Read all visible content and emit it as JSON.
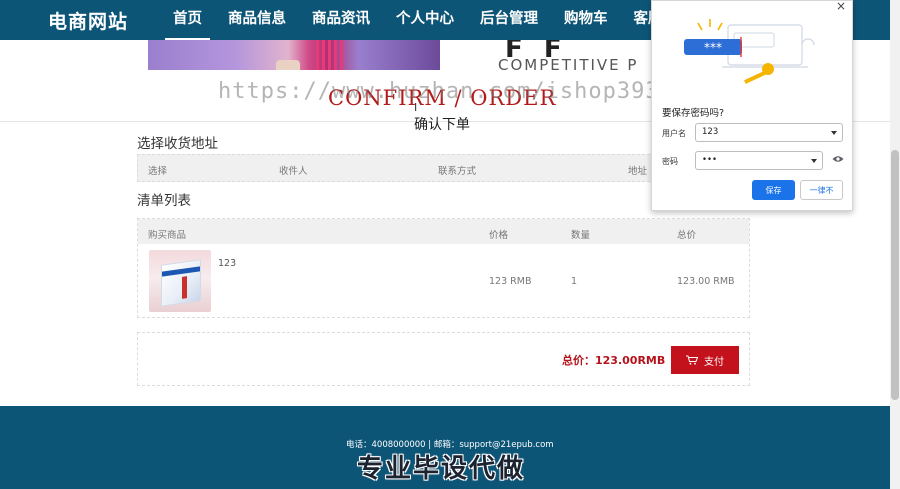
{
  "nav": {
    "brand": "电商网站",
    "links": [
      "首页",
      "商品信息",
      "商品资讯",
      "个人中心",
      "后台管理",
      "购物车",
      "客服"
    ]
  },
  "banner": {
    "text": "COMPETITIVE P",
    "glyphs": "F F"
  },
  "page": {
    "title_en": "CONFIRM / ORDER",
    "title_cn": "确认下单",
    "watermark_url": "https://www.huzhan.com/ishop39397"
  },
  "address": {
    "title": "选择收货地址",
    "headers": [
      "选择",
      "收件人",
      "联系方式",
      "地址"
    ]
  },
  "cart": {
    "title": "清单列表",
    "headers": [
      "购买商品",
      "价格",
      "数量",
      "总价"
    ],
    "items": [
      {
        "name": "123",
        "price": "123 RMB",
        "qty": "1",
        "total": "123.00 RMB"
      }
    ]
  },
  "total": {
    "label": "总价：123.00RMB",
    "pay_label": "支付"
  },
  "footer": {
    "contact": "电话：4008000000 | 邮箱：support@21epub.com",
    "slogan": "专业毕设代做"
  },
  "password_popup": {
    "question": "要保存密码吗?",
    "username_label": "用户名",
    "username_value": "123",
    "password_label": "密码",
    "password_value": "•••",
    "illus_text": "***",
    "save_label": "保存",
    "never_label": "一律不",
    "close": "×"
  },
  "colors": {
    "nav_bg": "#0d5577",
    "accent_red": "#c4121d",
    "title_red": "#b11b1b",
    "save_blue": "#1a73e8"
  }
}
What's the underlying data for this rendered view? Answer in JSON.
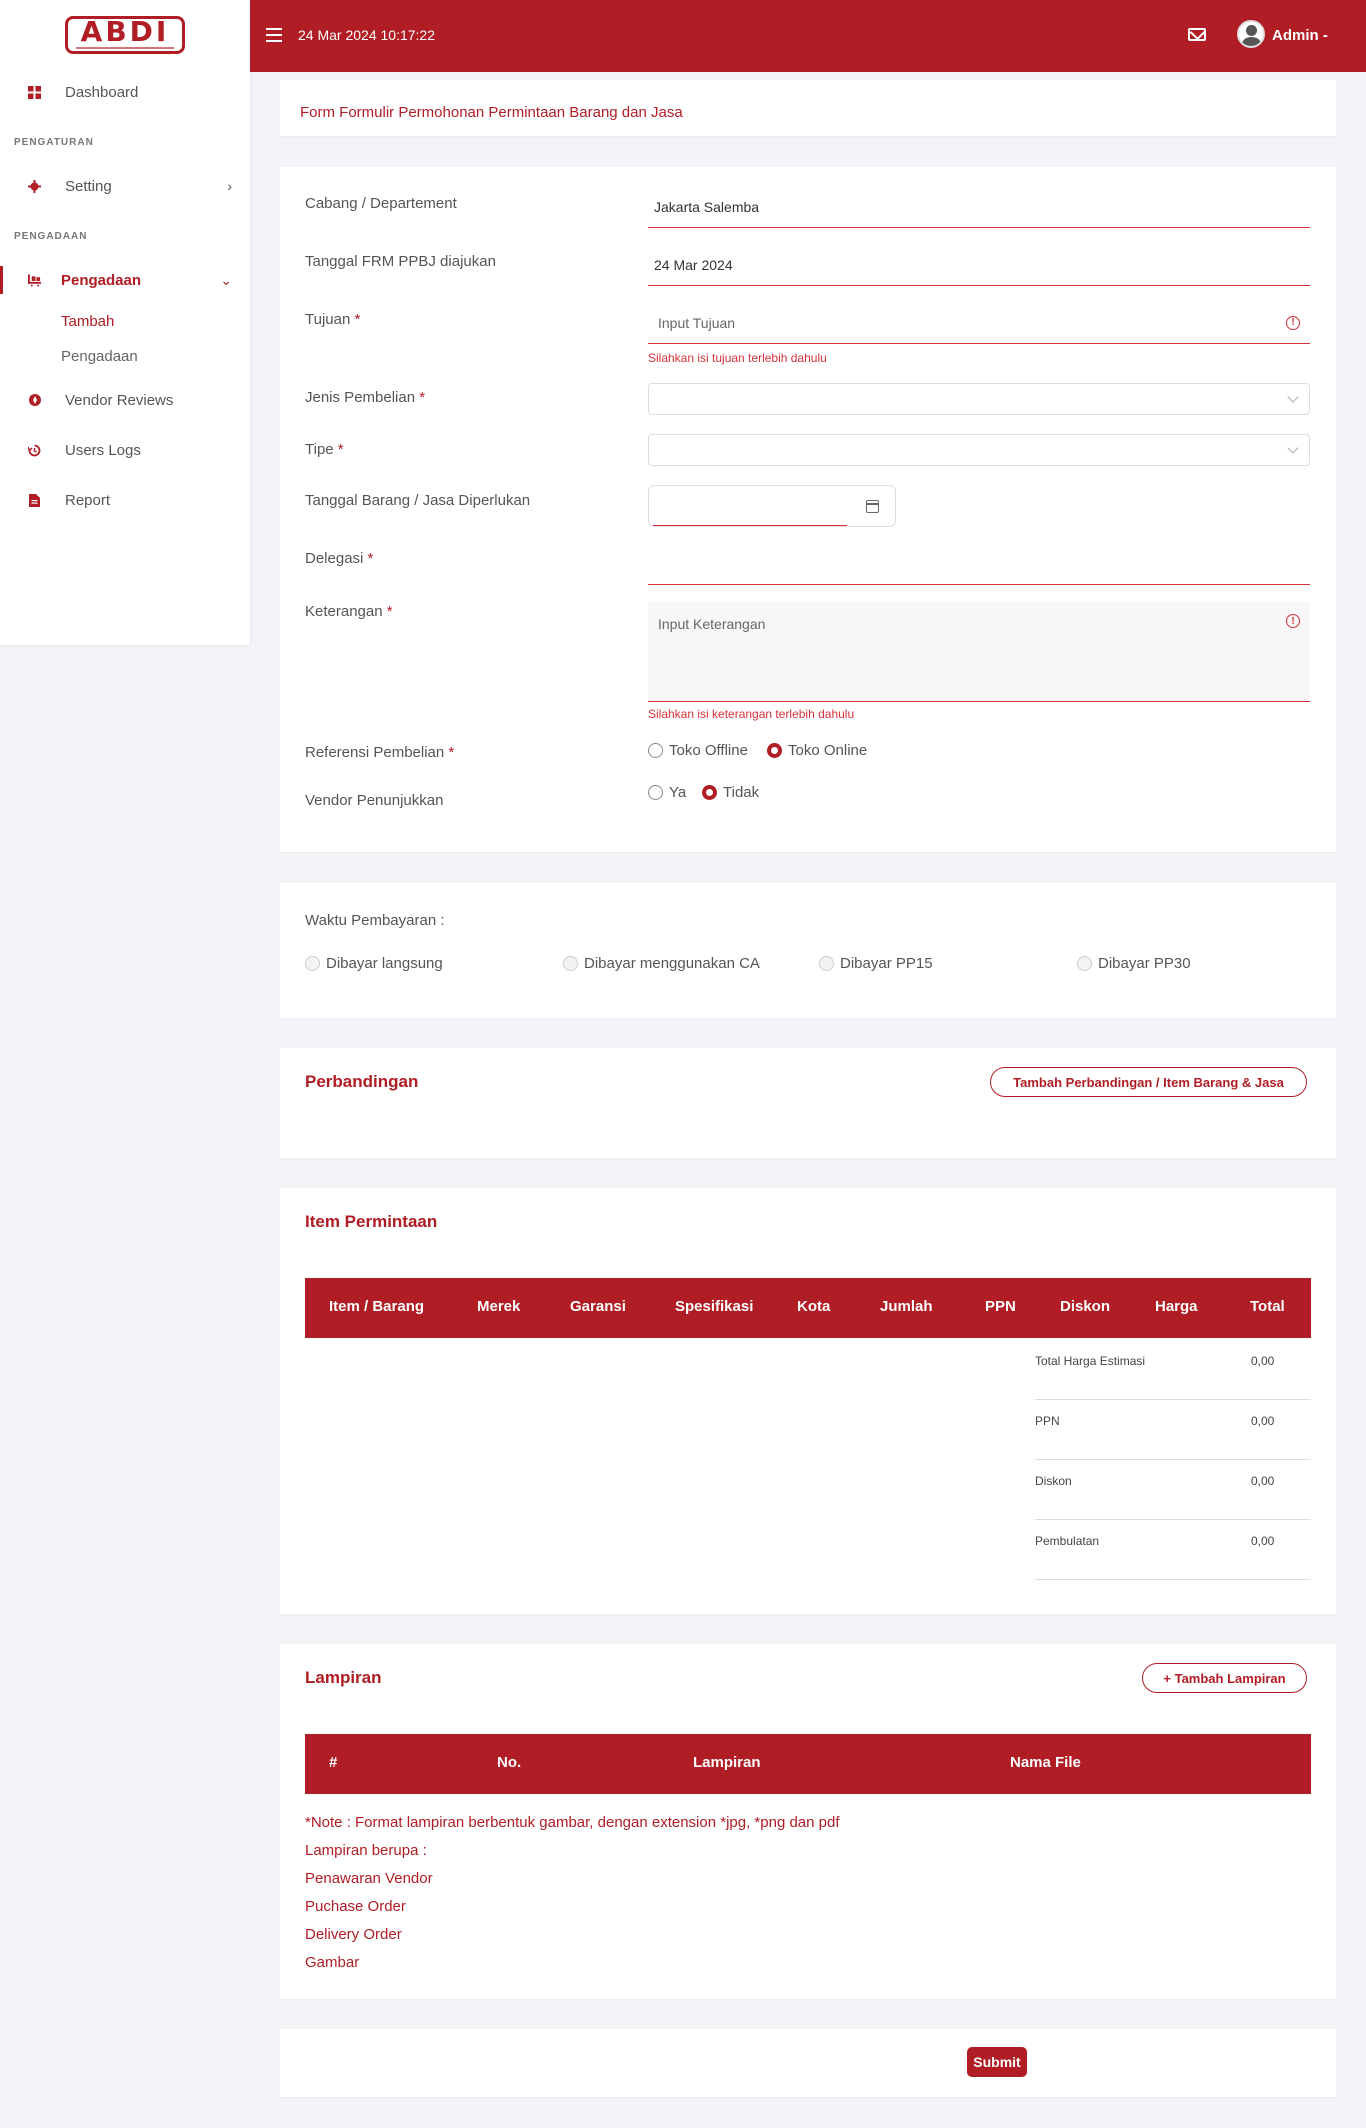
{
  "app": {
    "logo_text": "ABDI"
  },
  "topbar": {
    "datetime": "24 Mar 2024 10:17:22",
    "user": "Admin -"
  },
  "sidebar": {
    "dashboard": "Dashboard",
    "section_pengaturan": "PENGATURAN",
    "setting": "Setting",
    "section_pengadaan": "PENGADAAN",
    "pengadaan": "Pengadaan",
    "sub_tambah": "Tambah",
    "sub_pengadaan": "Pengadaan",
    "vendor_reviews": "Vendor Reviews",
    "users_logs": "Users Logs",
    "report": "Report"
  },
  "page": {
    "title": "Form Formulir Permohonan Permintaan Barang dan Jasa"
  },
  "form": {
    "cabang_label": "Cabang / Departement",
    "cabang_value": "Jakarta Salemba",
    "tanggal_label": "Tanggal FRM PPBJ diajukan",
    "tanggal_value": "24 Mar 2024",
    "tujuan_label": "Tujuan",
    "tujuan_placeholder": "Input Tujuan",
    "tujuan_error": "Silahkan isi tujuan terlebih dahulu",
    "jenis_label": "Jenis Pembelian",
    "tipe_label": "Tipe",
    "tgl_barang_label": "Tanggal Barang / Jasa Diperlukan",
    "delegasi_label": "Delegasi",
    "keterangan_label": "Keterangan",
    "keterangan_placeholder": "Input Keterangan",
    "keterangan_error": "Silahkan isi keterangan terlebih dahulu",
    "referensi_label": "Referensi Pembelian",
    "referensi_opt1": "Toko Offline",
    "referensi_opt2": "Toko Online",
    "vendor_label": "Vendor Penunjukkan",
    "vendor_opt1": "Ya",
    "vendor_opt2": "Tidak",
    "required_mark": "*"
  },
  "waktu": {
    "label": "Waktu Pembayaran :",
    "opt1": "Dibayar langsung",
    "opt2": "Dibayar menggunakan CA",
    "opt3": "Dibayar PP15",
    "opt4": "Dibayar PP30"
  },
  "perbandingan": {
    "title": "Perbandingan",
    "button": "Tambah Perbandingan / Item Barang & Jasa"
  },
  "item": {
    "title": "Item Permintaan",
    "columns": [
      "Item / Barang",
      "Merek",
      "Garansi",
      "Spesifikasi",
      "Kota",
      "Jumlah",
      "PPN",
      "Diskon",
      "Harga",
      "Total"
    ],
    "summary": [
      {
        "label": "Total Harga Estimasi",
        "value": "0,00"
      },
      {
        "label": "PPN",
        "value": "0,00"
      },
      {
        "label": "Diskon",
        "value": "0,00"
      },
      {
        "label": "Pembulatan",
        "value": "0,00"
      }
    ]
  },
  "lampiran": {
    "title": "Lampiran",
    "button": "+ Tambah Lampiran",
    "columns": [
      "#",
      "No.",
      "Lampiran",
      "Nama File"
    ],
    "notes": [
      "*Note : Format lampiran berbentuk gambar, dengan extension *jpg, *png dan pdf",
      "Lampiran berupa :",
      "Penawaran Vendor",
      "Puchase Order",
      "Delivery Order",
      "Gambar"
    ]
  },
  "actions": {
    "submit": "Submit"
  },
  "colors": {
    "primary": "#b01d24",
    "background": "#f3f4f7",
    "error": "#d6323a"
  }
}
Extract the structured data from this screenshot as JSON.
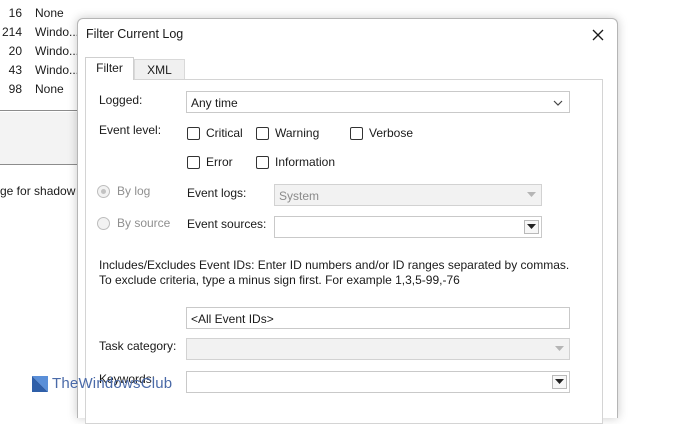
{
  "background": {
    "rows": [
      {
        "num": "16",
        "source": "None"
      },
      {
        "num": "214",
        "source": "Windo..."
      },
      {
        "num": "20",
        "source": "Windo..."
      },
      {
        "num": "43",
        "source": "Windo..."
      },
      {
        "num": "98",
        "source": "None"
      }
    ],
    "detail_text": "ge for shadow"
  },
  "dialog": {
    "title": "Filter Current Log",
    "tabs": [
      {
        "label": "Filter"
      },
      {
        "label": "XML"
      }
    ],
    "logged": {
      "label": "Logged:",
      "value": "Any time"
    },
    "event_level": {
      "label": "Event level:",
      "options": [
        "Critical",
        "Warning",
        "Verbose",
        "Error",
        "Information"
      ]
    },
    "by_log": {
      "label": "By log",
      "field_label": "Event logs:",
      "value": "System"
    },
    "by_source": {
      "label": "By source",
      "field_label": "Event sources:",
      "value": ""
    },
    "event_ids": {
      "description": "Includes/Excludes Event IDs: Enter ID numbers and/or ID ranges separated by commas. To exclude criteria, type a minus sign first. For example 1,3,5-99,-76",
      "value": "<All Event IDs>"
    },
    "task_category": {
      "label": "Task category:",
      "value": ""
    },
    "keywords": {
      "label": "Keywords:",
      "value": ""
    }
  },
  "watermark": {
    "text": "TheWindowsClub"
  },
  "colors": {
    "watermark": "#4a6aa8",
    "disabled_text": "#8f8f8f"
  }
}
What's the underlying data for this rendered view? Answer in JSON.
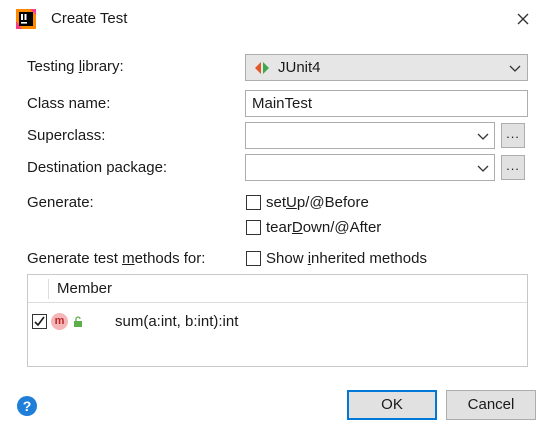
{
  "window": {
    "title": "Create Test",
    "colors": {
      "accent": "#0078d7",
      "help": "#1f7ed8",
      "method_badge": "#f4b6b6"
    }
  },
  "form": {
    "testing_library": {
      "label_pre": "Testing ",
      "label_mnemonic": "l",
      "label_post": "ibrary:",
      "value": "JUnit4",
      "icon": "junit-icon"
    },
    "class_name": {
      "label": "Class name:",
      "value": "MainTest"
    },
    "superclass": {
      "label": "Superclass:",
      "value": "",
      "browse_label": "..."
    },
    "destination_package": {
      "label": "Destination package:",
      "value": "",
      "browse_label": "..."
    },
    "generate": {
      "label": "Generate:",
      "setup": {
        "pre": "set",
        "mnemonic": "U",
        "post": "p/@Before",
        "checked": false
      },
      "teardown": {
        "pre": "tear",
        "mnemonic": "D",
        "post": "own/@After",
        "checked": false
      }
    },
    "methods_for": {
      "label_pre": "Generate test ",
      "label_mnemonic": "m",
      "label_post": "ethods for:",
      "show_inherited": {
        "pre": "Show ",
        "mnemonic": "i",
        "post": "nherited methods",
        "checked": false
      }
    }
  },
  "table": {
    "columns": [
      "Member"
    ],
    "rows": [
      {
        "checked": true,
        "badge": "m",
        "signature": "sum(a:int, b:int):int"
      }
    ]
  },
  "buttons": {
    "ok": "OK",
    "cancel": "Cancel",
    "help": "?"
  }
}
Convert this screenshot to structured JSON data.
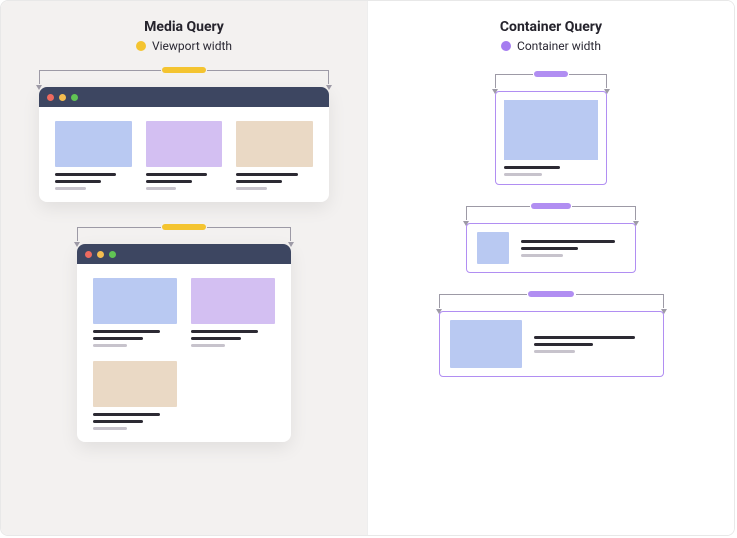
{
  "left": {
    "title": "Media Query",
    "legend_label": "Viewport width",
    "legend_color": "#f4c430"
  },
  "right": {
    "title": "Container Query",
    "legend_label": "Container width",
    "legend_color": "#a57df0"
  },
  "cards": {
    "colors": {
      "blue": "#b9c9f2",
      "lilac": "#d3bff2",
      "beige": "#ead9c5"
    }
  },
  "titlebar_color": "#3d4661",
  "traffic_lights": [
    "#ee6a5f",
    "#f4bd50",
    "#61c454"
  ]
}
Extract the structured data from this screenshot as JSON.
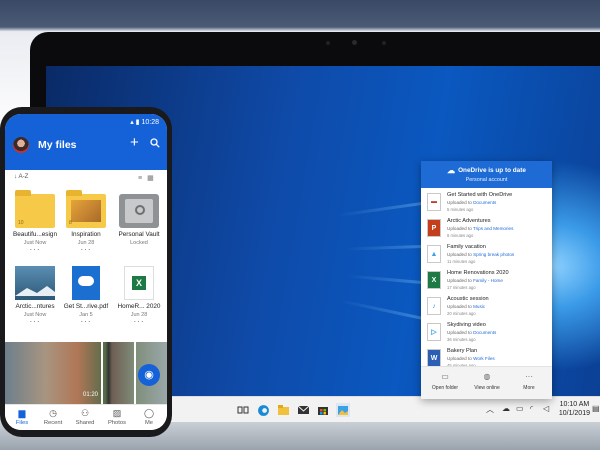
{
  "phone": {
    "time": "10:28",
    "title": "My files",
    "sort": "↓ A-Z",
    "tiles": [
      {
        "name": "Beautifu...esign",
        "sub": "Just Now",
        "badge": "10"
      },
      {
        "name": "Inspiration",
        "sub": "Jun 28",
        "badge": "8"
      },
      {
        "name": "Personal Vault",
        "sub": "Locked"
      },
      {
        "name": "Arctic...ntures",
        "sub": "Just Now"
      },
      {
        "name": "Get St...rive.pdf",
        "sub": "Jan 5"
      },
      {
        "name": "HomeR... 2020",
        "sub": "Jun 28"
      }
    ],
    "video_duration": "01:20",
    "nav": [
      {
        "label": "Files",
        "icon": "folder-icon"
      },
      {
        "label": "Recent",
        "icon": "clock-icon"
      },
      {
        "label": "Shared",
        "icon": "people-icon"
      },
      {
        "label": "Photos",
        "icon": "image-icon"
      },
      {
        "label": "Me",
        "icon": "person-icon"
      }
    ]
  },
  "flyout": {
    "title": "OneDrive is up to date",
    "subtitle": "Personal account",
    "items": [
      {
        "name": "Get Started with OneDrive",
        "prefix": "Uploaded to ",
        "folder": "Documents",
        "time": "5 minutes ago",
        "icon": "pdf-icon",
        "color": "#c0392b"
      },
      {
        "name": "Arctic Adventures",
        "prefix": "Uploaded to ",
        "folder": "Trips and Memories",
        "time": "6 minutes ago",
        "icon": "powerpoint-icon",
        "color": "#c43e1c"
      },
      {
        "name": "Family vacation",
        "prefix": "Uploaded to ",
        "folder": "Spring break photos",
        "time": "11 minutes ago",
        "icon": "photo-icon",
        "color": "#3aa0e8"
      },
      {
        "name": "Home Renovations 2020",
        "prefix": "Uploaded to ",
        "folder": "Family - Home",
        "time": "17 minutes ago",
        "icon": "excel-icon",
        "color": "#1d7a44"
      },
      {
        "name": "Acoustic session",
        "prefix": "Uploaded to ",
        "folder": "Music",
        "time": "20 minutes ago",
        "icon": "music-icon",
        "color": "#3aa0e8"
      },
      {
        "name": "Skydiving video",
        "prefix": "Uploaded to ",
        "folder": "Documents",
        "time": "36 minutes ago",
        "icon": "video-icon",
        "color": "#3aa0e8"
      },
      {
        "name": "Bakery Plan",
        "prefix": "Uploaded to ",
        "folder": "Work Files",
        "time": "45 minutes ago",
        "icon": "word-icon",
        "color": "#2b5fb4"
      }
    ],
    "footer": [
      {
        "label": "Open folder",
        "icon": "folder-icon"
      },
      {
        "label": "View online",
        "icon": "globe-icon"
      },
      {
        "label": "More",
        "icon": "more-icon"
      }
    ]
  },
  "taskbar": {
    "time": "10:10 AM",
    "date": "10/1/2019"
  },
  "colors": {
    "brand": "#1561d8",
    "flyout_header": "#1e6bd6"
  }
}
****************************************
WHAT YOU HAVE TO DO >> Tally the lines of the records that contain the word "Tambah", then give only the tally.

EXERCISE RESULT >> 3